Alastair Campbell Speaks About Mental Health and his Brother at Celtic Connections

Posted by See Me, 7 February 2017

Mental health campaigner Alastair Campbell recently visited Glasgow to speak about how important it is that we carry on talking about mental health, campaigning to remove stigma and working to improve mental health services.

He spoke at a Celtic Connections event, where he was playing the Tiree Song Book on bagpipes in memory of his brother Donald, who experienced schizophrenia. 

Alastair said: "We are making a lot of progress in the campaign to break down the stigma and taboo surrounding mental illness but we have a long way to go. We have a long way to go on services too and I worry that as the anti stigma campaign makes ground we get more people coming forward for services and they find they're not there.
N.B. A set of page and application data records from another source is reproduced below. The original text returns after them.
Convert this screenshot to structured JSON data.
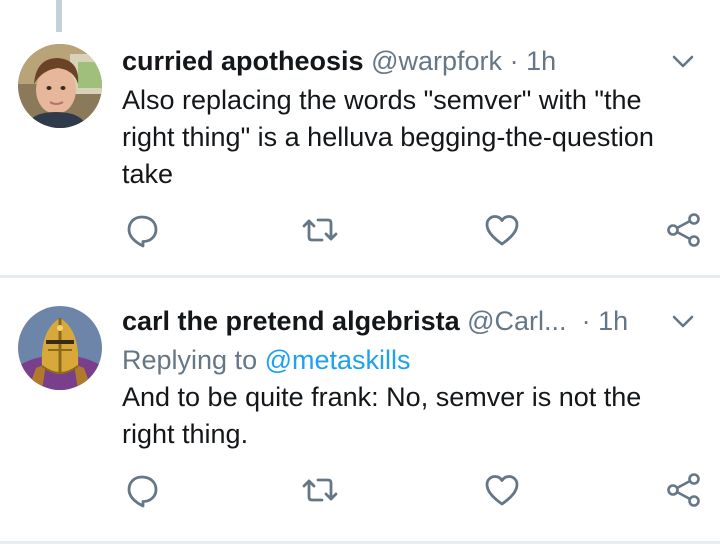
{
  "tweets": [
    {
      "display_name": "curried apotheosis",
      "handle": "@warpfork",
      "separator": "·",
      "time": "1h",
      "text": "Also replacing the words \"semver\" with \"the right thing\" is a helluva begging-the-question take",
      "avatar_icon": "avatar-photo-person"
    },
    {
      "display_name": "carl the pretend algebrista",
      "handle": "@Carl...",
      "separator": "·",
      "time": "1h",
      "replying_label": "Replying to",
      "replying_mention": "@metaskills",
      "text": "And to be quite frank: No, semver is not the right thing.",
      "avatar_icon": "avatar-golden-helmet"
    }
  ],
  "icons": {
    "caret": "chevron-down-icon",
    "reply": "reply-icon",
    "retweet": "retweet-icon",
    "like": "heart-icon",
    "share": "share-icon"
  },
  "colors": {
    "text": "#14171a",
    "secondary": "#657786",
    "accent": "#1da1f2",
    "divider": "#e6ecf0",
    "thread_line": "#c5d0da"
  }
}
So we need to keep campaigning hard for the change we need.

"That is why I support the brilliant work done by See Me and why I am determined to keep my brother's memory alive as one more way of campaigning for better attitudes, research, resourcing and services."

See Me director Calum Irving said: “Mental health is part of everyone’s day to day life, it affects all of us.
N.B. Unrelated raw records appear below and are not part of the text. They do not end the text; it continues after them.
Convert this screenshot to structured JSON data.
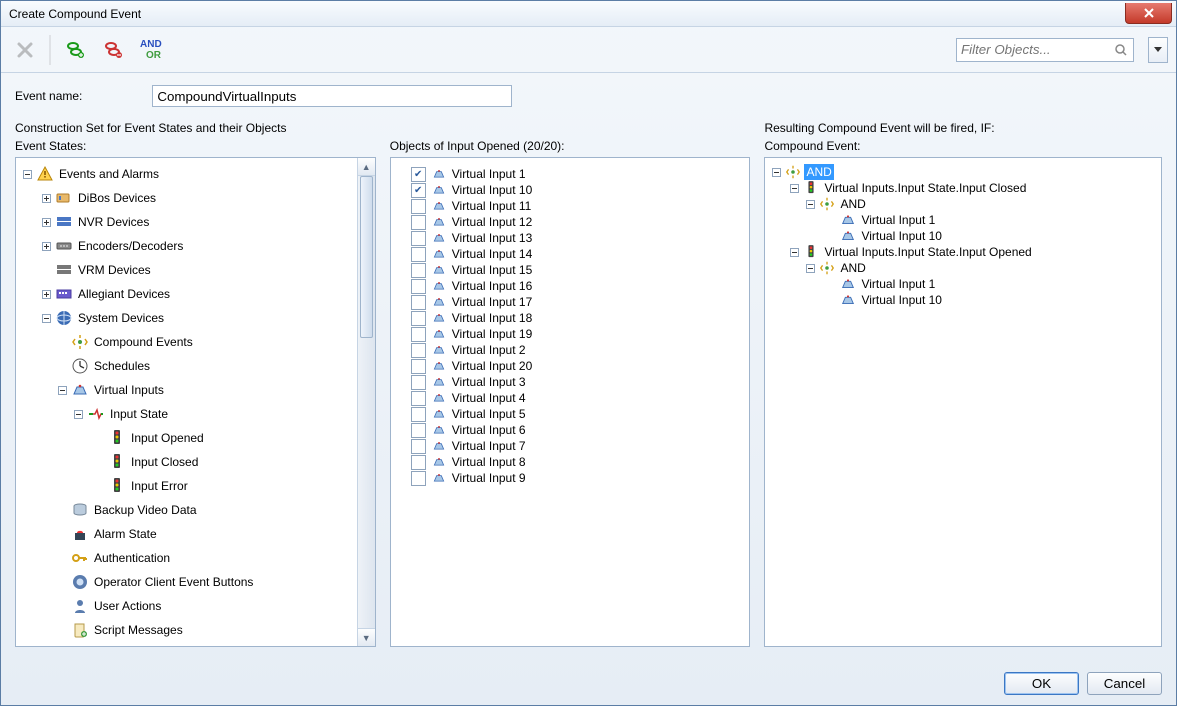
{
  "window": {
    "title": "Create Compound Event"
  },
  "toolbar": {
    "andor_and": "AND",
    "andor_or": "OR",
    "filter_placeholder": "Filter Objects..."
  },
  "eventName": {
    "label": "Event name:",
    "value": "CompoundVirtualInputs"
  },
  "constructionSetLabel": "Construction Set for Event States and their Objects",
  "eventStates": {
    "header": "Event States:",
    "root": "Events and Alarms",
    "dibos": "DiBos Devices",
    "nvr": "NVR Devices",
    "encdec": "Encoders/Decoders",
    "vrm": "VRM Devices",
    "allegiant": "Allegiant Devices",
    "system": "System Devices",
    "compound": "Compound Events",
    "schedules": "Schedules",
    "vinputs": "Virtual Inputs",
    "inputState": "Input State",
    "inputOpened": "Input Opened",
    "inputClosed": "Input Closed",
    "inputError": "Input Error",
    "backup": "Backup Video Data",
    "alarmState": "Alarm State",
    "auth": "Authentication",
    "ocbuttons": "Operator Client Event Buttons",
    "userActions": "User Actions",
    "scriptMsg": "Script Messages"
  },
  "objects": {
    "header": "Objects of Input Opened (20/20):",
    "items": [
      {
        "label": "Virtual Input 1",
        "checked": true
      },
      {
        "label": "Virtual Input 10",
        "checked": true
      },
      {
        "label": "Virtual Input 11",
        "checked": false
      },
      {
        "label": "Virtual Input 12",
        "checked": false
      },
      {
        "label": "Virtual Input 13",
        "checked": false
      },
      {
        "label": "Virtual Input 14",
        "checked": false
      },
      {
        "label": "Virtual Input 15",
        "checked": false
      },
      {
        "label": "Virtual Input 16",
        "checked": false
      },
      {
        "label": "Virtual Input 17",
        "checked": false
      },
      {
        "label": "Virtual Input 18",
        "checked": false
      },
      {
        "label": "Virtual Input 19",
        "checked": false
      },
      {
        "label": "Virtual Input 2",
        "checked": false
      },
      {
        "label": "Virtual Input 20",
        "checked": false
      },
      {
        "label": "Virtual Input 3",
        "checked": false
      },
      {
        "label": "Virtual Input 4",
        "checked": false
      },
      {
        "label": "Virtual Input 5",
        "checked": false
      },
      {
        "label": "Virtual Input 6",
        "checked": false
      },
      {
        "label": "Virtual Input 7",
        "checked": false
      },
      {
        "label": "Virtual Input 8",
        "checked": false
      },
      {
        "label": "Virtual Input 9",
        "checked": false
      }
    ]
  },
  "result": {
    "description": "Resulting Compound Event will be fired, IF:",
    "header": "Compound Event:",
    "rootAnd": "AND",
    "closedPath": "Virtual Inputs.Input State.Input Closed",
    "openedPath": "Virtual Inputs.Input State.Input Opened",
    "and": "AND",
    "vin1": "Virtual Input 1",
    "vin10": "Virtual Input 10"
  },
  "buttons": {
    "ok": "OK",
    "cancel": "Cancel"
  }
}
"Alastair is a fantastic campaigner on mental health, using his personal experiences and expertise to speak passionately about this vital issue. Having high profile spokespeople using their platform to speak about mental health does so much to show that no one should ever feel ashamed to speak out.

“Despite this there is still a stigma around it. To tackle this properly we need everyone to understand that it is okay not to be okay.
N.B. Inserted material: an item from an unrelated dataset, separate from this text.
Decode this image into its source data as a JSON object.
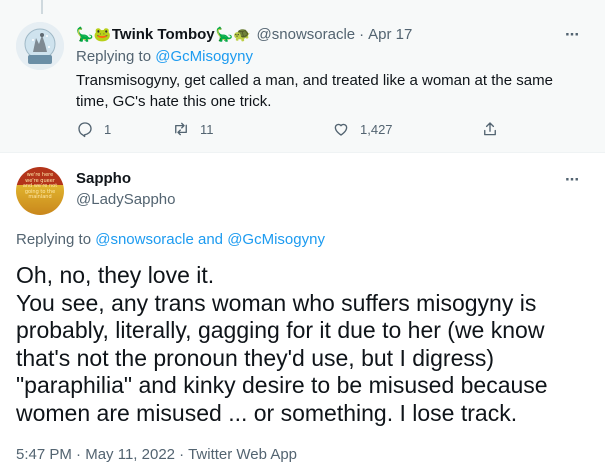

“If mental health can become a part of normal everyday conversation, just like physical health, then people won’t worry about saying how they really feel, and asking for help."

Watch the video here.